Website and app data records:
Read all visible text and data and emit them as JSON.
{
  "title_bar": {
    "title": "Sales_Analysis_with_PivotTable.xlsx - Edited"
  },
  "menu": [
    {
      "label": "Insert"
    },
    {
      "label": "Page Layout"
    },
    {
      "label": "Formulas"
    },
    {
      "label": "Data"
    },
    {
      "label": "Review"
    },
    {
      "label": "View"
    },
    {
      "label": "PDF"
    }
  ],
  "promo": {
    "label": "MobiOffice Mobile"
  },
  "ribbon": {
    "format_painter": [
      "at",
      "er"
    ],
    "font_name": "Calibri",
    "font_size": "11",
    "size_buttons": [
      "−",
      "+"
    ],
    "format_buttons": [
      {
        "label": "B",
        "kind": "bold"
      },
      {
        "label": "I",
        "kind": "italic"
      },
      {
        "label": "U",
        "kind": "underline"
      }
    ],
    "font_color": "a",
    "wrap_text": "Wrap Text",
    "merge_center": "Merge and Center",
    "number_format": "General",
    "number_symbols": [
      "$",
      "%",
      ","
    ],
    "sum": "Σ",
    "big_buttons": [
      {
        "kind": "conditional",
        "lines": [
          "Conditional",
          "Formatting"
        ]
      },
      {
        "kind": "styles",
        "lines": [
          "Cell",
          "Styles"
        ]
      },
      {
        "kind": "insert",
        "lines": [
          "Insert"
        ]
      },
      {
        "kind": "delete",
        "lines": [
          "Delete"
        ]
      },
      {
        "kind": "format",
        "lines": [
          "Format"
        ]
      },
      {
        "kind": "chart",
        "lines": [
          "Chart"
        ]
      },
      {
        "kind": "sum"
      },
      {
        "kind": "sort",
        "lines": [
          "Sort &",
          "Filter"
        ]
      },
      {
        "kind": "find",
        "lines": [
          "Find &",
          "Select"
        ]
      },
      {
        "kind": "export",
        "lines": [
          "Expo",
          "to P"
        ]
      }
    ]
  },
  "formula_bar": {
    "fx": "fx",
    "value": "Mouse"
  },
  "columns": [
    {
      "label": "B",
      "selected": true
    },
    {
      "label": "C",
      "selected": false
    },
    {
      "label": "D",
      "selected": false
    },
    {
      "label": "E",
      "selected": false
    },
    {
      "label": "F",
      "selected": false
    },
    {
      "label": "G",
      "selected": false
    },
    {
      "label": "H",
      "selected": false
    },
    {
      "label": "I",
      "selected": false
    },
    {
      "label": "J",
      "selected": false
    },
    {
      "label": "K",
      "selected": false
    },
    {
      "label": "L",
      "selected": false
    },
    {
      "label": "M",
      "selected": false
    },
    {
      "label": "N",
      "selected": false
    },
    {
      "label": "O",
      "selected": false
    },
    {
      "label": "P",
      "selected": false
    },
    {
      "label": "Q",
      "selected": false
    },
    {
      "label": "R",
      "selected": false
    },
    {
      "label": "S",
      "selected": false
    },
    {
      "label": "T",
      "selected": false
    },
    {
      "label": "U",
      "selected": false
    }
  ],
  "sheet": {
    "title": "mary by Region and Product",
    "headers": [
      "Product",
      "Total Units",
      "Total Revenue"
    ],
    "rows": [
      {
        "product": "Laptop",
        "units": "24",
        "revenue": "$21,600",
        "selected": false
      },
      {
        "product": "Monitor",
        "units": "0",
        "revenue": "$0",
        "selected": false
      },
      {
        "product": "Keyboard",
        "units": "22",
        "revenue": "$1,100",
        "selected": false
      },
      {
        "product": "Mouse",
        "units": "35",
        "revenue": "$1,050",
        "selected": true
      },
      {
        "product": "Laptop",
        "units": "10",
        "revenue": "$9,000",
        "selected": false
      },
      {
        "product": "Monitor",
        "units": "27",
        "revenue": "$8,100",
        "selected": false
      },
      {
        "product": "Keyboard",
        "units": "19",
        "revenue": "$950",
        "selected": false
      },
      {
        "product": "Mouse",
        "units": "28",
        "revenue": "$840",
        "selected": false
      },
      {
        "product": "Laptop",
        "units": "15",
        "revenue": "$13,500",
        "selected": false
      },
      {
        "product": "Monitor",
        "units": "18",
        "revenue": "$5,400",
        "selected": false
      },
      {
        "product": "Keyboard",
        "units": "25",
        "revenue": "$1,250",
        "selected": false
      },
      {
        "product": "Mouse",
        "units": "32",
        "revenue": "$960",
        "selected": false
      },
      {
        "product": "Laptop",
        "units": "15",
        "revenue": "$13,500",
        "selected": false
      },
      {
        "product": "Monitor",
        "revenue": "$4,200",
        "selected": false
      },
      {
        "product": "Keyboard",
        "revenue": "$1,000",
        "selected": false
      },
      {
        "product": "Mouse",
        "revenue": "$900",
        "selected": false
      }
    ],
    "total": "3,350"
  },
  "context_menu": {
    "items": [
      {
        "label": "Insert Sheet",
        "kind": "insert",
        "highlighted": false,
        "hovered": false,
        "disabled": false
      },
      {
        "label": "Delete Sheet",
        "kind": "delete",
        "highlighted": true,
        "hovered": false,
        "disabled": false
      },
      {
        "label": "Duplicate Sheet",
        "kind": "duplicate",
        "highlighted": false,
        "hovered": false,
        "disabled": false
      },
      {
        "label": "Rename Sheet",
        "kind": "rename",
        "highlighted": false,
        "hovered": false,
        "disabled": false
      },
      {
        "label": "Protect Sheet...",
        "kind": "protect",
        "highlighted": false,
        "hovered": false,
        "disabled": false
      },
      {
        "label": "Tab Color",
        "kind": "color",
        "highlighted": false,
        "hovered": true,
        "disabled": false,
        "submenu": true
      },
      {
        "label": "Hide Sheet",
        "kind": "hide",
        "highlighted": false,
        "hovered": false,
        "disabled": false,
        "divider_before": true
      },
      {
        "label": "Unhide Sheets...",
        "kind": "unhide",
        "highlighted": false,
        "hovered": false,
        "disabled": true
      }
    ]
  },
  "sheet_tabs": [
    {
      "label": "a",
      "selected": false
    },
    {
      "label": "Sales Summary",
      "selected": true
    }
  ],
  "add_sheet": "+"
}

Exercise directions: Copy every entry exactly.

Exercise response:
Read all visible text and data and emit them as JSON.
{
  "title_bar": {
    "title": "Sales_Analysis_with_PivotTable.xlsx - Edited"
  },
  "menu": [
    {
      "label": "Insert"
    },
    {
      "label": "Page Layout"
    },
    {
      "label": "Formulas"
    },
    {
      "label": "Data"
    },
    {
      "label": "Review"
    },
    {
      "label": "View"
    },
    {
      "label": "PDF"
    }
  ],
  "promo": {
    "label": "MobiOffice Mobile"
  },
  "ribbon": {
    "format_painter": [
      "at",
      "er"
    ],
    "font_name": "Calibri",
    "font_size": "11",
    "size_buttons": [
      "−",
      "+"
    ],
    "format_buttons": [
      {
        "label": "B",
        "kind": "bold"
      },
      {
        "label": "I",
        "kind": "italic"
      },
      {
        "label": "U",
        "kind": "underline"
      }
    ],
    "font_color": "a",
    "wrap_text": "Wrap Text",
    "merge_center": "Merge and Center",
    "number_format": "General",
    "number_symbols": [
      "$",
      "%",
      ","
    ],
    "sum": "Σ",
    "big_buttons": [
      {
        "kind": "conditional",
        "lines": [
          "Conditional",
          "Formatting"
        ]
      },
      {
        "kind": "styles",
        "lines": [
          "Cell",
          "Styles"
        ]
      },
      {
        "kind": "insert",
        "lines": [
          "Insert"
        ]
      },
      {
        "kind": "delete",
        "lines": [
          "Delete"
        ]
      },
      {
        "kind": "format",
        "lines": [
          "Format"
        ]
      },
      {
        "kind": "chart",
        "lines": [
          "Chart"
        ]
      },
      {
        "kind": "sum"
      },
      {
        "kind": "sort",
        "lines": [
          "Sort &",
          "Filter"
        ]
      },
      {
        "kind": "find",
        "lines": [
          "Find &",
          "Select"
        ]
      },
      {
        "kind": "export",
        "lines": [
          "Expo",
          "to P"
        ]
      }
    ]
  },
  "formula_bar": {
    "fx": "fx",
    "value": "Mouse"
  },
  "columns": [
    {
      "label": "B",
      "selected": true
    },
    {
      "label": "C",
      "selected": false
    },
    {
      "label": "D",
      "selected": false
    },
    {
      "label": "E",
      "selected": false
    },
    {
      "label": "F",
      "selected": false
    },
    {
      "label": "G",
      "selected": false
    },
    {
      "label": "H",
      "selected": false
    },
    {
      "label": "I",
      "selected": false
    },
    {
      "label": "J",
      "selected": false
    },
    {
      "label": "K",
      "selected": false
    },
    {
      "label": "L",
      "selected": false
    },
    {
      "label": "M",
      "selected": false
    },
    {
      "label": "N",
      "selected": false
    },
    {
      "label": "O",
      "selected": false
    },
    {
      "label": "P",
      "selected": false
    },
    {
      "label": "Q",
      "selected": false
    },
    {
      "label": "R",
      "selected": false
    },
    {
      "label": "S",
      "selected": false
    },
    {
      "label": "T",
      "selected": false
    },
    {
      "label": "U",
      "selected": false
    }
  ],
  "sheet": {
    "title": "mary by Region and Product",
    "headers": [
      "Product",
      "Total Units",
      "Total Revenue"
    ],
    "rows": [
      {
        "product": "Laptop",
        "units": "24",
        "revenue": "$21,600",
        "selected": false
      },
      {
        "product": "Monitor",
        "units": "0",
        "revenue": "$0",
        "selected": false
      },
      {
        "product": "Keyboard",
        "units": "22",
        "revenue": "$1,100",
        "selected": false
      },
      {
        "product": "Mouse",
        "units": "35",
        "revenue": "$1,050",
        "selected": true
      },
      {
        "product": "Laptop",
        "units": "10",
        "revenue": "$9,000",
        "selected": false
      },
      {
        "product": "Monitor",
        "units": "27",
        "revenue": "$8,100",
        "selected": false
      },
      {
        "product": "Keyboard",
        "units": "19",
        "revenue": "$950",
        "selected": false
      },
      {
        "product": "Mouse",
        "units": "28",
        "revenue": "$840",
        "selected": false
      },
      {
        "product": "Laptop",
        "units": "15",
        "revenue": "$13,500",
        "selected": false
      },
      {
        "product": "Monitor",
        "units": "18",
        "revenue": "$5,400",
        "selected": false
      },
      {
        "product": "Keyboard",
        "units": "25",
        "revenue": "$1,250",
        "selected": false
      },
      {
        "product": "Mouse",
        "units": "32",
        "revenue": "$960",
        "selected": false
      },
      {
        "product": "Laptop",
        "units": "15",
        "revenue": "$13,500",
        "selected": false
      },
      {
        "product": "Monitor",
        "revenue": "$4,200",
        "selected": false
      },
      {
        "product": "Keyboard",
        "revenue": "$1,000",
        "selected": false
      },
      {
        "product": "Mouse",
        "revenue": "$900",
        "selected": false
      }
    ],
    "total": "3,350"
  },
  "context_menu": {
    "items": [
      {
        "label": "Insert Sheet",
        "kind": "insert",
        "highlighted": false,
        "hovered": false,
        "disabled": false
      },
      {
        "label": "Delete Sheet",
        "kind": "delete",
        "highlighted": true,
        "hovered": false,
        "disabled": false
      },
      {
        "label": "Duplicate Sheet",
        "kind": "duplicate",
        "highlighted": false,
        "hovered": false,
        "disabled": false
      },
      {
        "label": "Rename Sheet",
        "kind": "rename",
        "highlighted": false,
        "hovered": false,
        "disabled": false
      },
      {
        "label": "Protect Sheet...",
        "kind": "protect",
        "highlighted": false,
        "hovered": false,
        "disabled": false
      },
      {
        "label": "Tab Color",
        "kind": "color",
        "highlighted": false,
        "hovered": true,
        "disabled": false,
        "submenu": true
      },
      {
        "label": "Hide Sheet",
        "kind": "hide",
        "highlighted": false,
        "hovered": false,
        "disabled": false,
        "divider_before": true
      },
      {
        "label": "Unhide Sheets...",
        "kind": "unhide",
        "highlighted": false,
        "hovered": false,
        "disabled": true
      }
    ]
  },
  "sheet_tabs": [
    {
      "label": "a",
      "selected": false
    },
    {
      "label": "Sales Summary",
      "selected": true
    }
  ],
  "add_sheet": "+"
}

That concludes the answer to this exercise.